● **THE PROBLEM**
After removing every image, reproduce the data exactly as it appears.

Collected data entries

=====

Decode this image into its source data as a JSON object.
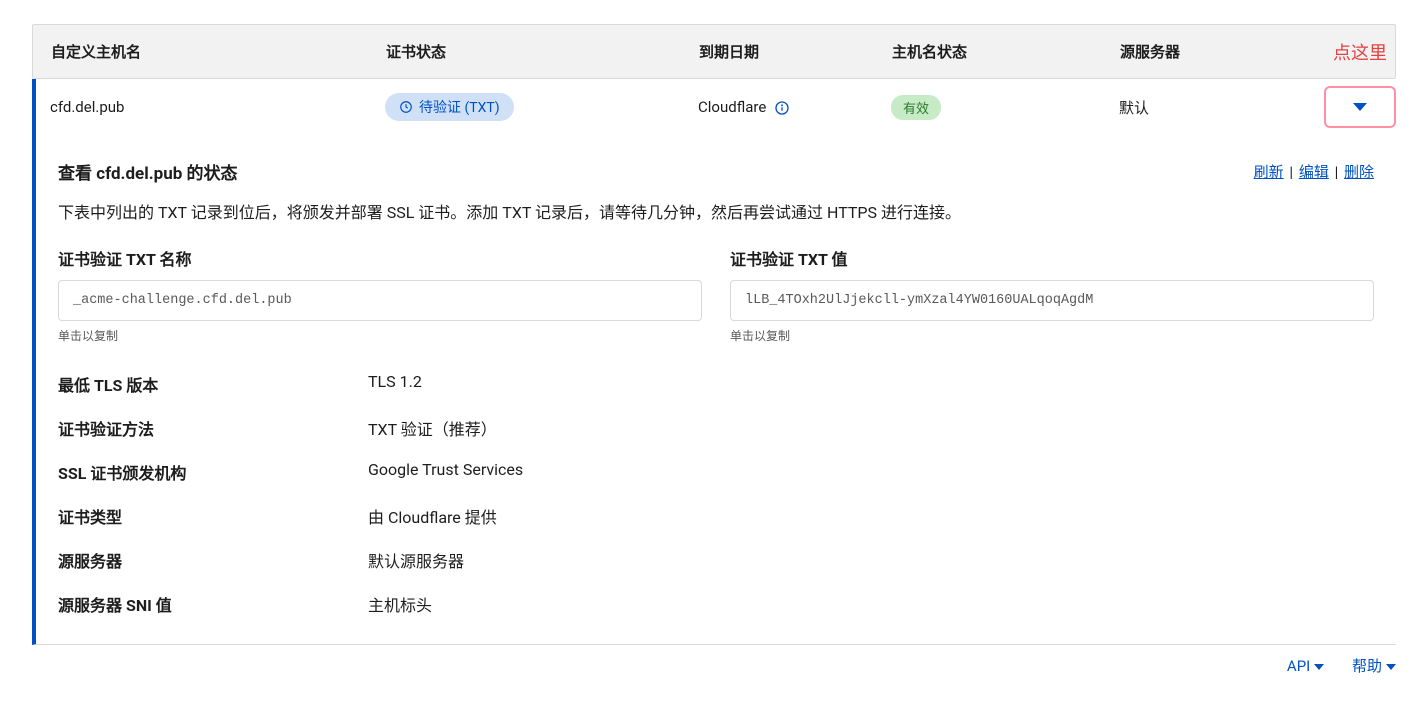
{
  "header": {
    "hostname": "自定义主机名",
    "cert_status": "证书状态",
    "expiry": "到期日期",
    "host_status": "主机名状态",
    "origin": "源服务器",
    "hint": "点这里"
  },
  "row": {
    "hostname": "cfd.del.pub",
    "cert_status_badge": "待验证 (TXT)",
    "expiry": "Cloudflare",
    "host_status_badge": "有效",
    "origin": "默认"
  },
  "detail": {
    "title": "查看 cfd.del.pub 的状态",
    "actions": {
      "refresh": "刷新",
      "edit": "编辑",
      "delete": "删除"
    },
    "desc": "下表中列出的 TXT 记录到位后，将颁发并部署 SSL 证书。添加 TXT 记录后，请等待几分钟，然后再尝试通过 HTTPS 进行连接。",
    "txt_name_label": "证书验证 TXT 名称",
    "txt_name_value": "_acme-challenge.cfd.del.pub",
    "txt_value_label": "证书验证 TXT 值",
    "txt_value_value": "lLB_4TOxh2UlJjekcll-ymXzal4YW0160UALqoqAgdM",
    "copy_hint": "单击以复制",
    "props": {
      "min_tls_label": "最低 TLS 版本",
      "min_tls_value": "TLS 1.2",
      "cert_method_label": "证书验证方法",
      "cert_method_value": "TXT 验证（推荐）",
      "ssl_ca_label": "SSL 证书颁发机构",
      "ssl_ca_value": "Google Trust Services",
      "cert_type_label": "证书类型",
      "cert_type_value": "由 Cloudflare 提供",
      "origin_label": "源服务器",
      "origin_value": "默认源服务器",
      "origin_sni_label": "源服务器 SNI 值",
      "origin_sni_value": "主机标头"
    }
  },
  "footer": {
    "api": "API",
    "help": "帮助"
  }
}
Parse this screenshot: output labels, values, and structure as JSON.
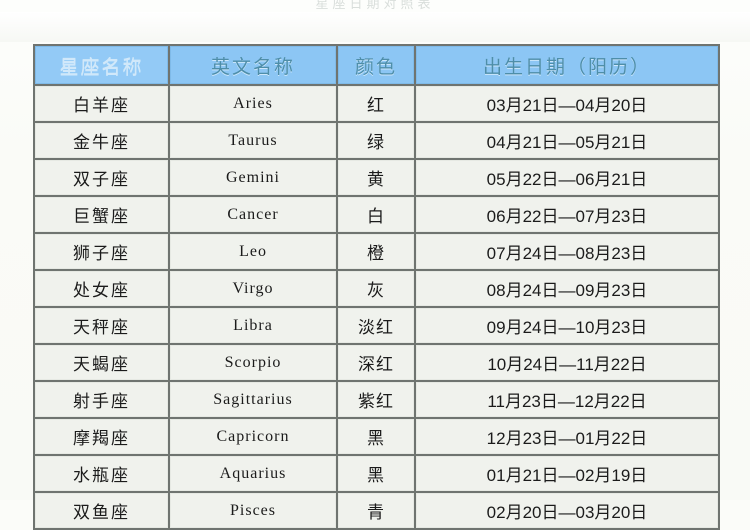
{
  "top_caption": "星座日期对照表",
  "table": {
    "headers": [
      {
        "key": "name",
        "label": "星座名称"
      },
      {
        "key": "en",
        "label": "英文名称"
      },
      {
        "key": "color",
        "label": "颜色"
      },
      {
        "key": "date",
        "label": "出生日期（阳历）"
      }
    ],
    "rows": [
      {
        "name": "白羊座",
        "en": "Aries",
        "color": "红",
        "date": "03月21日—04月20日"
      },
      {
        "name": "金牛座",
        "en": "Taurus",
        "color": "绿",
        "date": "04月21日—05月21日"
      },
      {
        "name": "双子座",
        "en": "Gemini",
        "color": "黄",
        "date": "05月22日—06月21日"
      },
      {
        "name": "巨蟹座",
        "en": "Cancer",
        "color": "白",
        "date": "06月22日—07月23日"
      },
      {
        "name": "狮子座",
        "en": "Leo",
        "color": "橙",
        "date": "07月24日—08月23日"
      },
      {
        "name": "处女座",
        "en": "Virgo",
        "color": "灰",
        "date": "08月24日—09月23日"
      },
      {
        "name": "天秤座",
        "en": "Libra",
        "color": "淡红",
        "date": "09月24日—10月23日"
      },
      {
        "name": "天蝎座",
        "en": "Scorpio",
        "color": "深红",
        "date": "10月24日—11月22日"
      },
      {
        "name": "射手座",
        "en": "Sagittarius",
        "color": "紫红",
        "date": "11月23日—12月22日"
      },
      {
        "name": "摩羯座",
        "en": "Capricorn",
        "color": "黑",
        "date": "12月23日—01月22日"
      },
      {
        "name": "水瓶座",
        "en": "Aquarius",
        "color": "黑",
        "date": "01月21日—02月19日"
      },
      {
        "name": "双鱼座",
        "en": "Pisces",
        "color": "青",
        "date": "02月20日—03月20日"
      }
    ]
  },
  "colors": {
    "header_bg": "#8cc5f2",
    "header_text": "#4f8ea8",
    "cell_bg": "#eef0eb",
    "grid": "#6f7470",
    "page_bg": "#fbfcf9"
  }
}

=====

● **ANSWER BELOW**
Decode this image into its source data as a JSON object.
{
  "header": {
    "hostname": "自定义主机名",
    "cert_status": "证书状态",
    "expiry": "到期日期",
    "host_status": "主机名状态",
    "origin": "源服务器",
    "hint": "点这里"
  },
  "row": {
    "hostname": "cfd.del.pub",
    "cert_status_badge": "待验证 (TXT)",
    "expiry": "Cloudflare",
    "host_status_badge": "有效",
    "origin": "默认"
  },
  "detail": {
    "title": "查看 cfd.del.pub 的状态",
    "actions": {
      "refresh": "刷新",
      "edit": "编辑",
      "delete": "删除"
    },
    "desc": "下表中列出的 TXT 记录到位后，将颁发并部署 SSL 证书。添加 TXT 记录后，请等待几分钟，然后再尝试通过 HTTPS 进行连接。",
    "txt_name_label": "证书验证 TXT 名称",
    "txt_name_value": "_acme-challenge.cfd.del.pub",
    "txt_value_label": "证书验证 TXT 值",
    "txt_value_value": "lLB_4TOxh2UlJjekcll-ymXzal4YW0160UALqoqAgdM",
    "copy_hint": "单击以复制",
    "props": {
      "min_tls_label": "最低 TLS 版本",
      "min_tls_value": "TLS 1.2",
      "cert_method_label": "证书验证方法",
      "cert_method_value": "TXT 验证（推荐）",
      "ssl_ca_label": "SSL 证书颁发机构",
      "ssl_ca_value": "Google Trust Services",
      "cert_type_label": "证书类型",
      "cert_type_value": "由 Cloudflare 提供",
      "origin_label": "源服务器",
      "origin_value": "默认源服务器",
      "origin_sni_label": "源服务器 SNI 值",
      "origin_sni_value": "主机标头"
    }
  },
  "footer": {
    "api": "API",
    "help": "帮助"
  }
}
Parse this screenshot: output labels, values, and structure as JSON.
{
  "top_caption": "星座日期对照表",
  "table": {
    "headers": [
      {
        "key": "name",
        "label": "星座名称"
      },
      {
        "key": "en",
        "label": "英文名称"
      },
      {
        "key": "color",
        "label": "颜色"
      },
      {
        "key": "date",
        "label": "出生日期（阳历）"
      }
    ],
    "rows": [
      {
        "name": "白羊座",
        "en": "Aries",
        "color": "红",
        "date": "03月21日—04月20日"
      },
      {
        "name": "金牛座",
        "en": "Taurus",
        "color": "绿",
        "date": "04月21日—05月21日"
      },
      {
        "name": "双子座",
        "en": "Gemini",
        "color": "黄",
        "date": "05月22日—06月21日"
      },
      {
        "name": "巨蟹座",
        "en": "Cancer",
        "color": "白",
        "date": "06月22日—07月23日"
      },
      {
        "name": "狮子座",
        "en": "Leo",
        "color": "橙",
        "date": "07月24日—08月23日"
      },
      {
        "name": "处女座",
        "en": "Virgo",
        "color": "灰",
        "date": "08月24日—09月23日"
      },
      {
        "name": "天秤座",
        "en": "Libra",
        "color": "淡红",
        "date": "09月24日—10月23日"
      },
      {
        "name": "天蝎座",
        "en": "Scorpio",
        "color": "深红",
        "date": "10月24日—11月22日"
      },
      {
        "name": "射手座",
        "en": "Sagittarius",
        "color": "紫红",
        "date": "11月23日—12月22日"
      },
      {
        "name": "摩羯座",
        "en": "Capricorn",
        "color": "黑",
        "date": "12月23日—01月22日"
      },
      {
        "name": "水瓶座",
        "en": "Aquarius",
        "color": "黑",
        "date": "01月21日—02月19日"
      },
      {
        "name": "双鱼座",
        "en": "Pisces",
        "color": "青",
        "date": "02月20日—03月20日"
      }
    ]
  },
  "colors": {
    "header_bg": "#8cc5f2",
    "header_text": "#4f8ea8",
    "cell_bg": "#eef0eb",
    "grid": "#6f7470",
    "page_bg": "#fbfcf9"
  }
}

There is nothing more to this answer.